More generally it was interesting to note that although the conference was entitled ‘Lean Six Sigma’ there was a lot of Lean and very little Six Sigma. We were also intrigued by the King Abdullah University of Science and Technology, which has c. 300 students and 2000 staff. They have been implementing a Six Sigma programme, even though they were only set up 4 years ago, in order to accelerate their research into energy resources.
It was also good to reconnect with Steve Yorkstone of Sustainable Futures and Mark Robertson at St. Andrews, and to talk to colleagues from the UK and other parts of the world.

Wednesday, 3 July 2013

Our First Anniversary

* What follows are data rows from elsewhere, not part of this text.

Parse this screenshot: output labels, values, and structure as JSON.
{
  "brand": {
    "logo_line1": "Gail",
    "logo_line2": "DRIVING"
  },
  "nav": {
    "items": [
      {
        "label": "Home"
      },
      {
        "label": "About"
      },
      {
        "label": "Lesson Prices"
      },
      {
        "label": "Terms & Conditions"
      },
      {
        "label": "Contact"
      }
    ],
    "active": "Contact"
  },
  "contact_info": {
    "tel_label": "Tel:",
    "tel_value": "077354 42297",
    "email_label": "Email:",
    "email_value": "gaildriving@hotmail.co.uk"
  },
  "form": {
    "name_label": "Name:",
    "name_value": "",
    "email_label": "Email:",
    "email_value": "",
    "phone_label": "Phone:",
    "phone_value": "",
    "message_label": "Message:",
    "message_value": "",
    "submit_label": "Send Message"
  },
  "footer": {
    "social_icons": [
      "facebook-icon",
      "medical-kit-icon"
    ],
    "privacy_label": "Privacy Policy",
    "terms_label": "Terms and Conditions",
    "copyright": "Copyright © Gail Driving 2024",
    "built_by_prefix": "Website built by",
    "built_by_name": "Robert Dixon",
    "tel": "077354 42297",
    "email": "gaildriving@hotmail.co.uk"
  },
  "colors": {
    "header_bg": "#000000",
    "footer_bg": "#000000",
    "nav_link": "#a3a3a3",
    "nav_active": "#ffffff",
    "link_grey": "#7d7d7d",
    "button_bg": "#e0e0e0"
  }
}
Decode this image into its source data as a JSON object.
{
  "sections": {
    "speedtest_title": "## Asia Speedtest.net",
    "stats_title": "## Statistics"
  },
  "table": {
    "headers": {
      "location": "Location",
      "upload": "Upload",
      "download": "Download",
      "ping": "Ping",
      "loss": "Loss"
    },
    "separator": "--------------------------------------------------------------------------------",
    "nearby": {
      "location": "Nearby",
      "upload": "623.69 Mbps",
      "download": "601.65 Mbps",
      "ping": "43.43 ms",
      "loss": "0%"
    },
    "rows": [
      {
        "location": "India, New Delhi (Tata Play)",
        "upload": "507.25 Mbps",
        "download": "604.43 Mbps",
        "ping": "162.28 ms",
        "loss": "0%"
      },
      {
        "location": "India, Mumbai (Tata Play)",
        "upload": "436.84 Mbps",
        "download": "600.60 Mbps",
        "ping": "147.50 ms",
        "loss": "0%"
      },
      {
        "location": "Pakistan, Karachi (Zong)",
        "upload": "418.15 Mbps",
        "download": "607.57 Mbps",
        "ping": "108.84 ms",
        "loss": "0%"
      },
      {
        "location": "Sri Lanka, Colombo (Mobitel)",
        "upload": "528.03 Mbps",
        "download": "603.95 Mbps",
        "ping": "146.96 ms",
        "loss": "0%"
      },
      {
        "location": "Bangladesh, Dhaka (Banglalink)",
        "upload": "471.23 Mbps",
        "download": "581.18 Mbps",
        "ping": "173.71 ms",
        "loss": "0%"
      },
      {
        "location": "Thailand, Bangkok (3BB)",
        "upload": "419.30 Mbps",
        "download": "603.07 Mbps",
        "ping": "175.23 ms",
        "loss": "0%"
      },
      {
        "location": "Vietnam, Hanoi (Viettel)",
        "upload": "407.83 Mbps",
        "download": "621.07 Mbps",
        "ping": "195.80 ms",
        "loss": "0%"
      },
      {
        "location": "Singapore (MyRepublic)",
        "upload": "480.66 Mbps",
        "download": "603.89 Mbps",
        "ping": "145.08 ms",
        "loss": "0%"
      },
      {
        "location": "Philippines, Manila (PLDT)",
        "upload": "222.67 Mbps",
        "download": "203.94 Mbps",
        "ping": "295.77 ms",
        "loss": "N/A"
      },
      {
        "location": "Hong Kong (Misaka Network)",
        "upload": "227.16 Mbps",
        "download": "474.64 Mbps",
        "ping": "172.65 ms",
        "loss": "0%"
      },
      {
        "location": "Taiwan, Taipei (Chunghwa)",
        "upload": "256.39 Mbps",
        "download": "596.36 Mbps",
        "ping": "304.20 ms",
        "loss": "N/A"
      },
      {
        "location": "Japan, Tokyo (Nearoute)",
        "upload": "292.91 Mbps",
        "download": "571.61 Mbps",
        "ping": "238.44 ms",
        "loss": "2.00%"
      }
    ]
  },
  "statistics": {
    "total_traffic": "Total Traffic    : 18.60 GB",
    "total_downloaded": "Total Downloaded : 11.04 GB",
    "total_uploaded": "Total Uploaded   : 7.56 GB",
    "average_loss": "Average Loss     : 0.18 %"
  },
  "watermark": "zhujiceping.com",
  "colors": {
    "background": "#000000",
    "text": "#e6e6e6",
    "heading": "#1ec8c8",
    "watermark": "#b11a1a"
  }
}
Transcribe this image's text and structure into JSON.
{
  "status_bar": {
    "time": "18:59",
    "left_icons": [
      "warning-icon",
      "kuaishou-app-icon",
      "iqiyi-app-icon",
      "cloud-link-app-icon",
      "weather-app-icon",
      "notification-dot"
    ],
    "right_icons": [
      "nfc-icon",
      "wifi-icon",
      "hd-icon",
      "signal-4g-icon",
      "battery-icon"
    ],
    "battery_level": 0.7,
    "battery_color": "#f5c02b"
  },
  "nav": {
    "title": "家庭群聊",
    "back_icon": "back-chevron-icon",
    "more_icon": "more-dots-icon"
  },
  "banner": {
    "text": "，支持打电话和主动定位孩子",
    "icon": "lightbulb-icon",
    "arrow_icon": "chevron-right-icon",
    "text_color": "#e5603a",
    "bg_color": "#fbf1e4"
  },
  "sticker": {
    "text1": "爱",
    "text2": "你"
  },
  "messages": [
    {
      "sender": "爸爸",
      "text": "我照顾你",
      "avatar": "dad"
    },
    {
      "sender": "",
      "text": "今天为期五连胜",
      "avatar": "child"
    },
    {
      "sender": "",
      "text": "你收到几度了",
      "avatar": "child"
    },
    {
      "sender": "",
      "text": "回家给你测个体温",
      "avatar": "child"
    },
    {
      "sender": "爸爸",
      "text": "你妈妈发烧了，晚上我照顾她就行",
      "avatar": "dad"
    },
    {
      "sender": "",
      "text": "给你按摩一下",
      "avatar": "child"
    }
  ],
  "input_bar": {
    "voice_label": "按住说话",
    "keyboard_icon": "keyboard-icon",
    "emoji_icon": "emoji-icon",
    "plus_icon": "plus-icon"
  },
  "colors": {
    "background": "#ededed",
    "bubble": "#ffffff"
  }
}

To mark the first twelve months of the existence of the Process Improvement Unit, our Steering Group requested an additional meeting, so that we could update them on our progress.
We started by talking about the number of staff we have managed to involve in process improvement projects (95 staff directly involved in projects and a further 119 contacted/interviewed/invited to give personal opinion). The steering group were pleased to see that almost 50% of academic departments and professional services had been involved in process improvement projects to date. We discussed some of the challenges, which were anticipated, and largely similar to the experiences of other organisations. This included looking at institutional culture, middle management engagement and attitudes towards continuous improvement.
We then updated the group on the outcomes of the projects we have run to date. Every single project had efficiencies to report, in process time, opportunity costs (staff time) and meeting customer requirements much more effectively than the old processes. There were also cash savings, in reducing inventory, paperwork, and overprocessing. We quoted one of our project managers “I would definitely recommend the PIU and the methodologies they use particularly for projects where stakeholders come lots of different areas of the University”.
The VC (chair of the steering group) was pleased to hear that departments are approaching us with ideas for process improvement projects; and steered us to continue to run projects at the request of university staff.
In the next twelve months we will be delivering a number of training sessions, to raise awareness for middle managers and to help staff understand some of the lean tools and techniques, so that they can become more confident in improving their own processes.
We were encouraged to celebrate our success (watch this space) and to identify opportunities to engage with senior managers in the institution, so that they can hear about successes and also enable some of the wider lessons learned to be fed back to heads of department.
It's been a busy year, lots of groundwork to set up the unit, and establish good practice. We are looking forward to the next twelve months, helping people to improve their business processes, engaging with other areas of the department and continuously improving our own professional practice.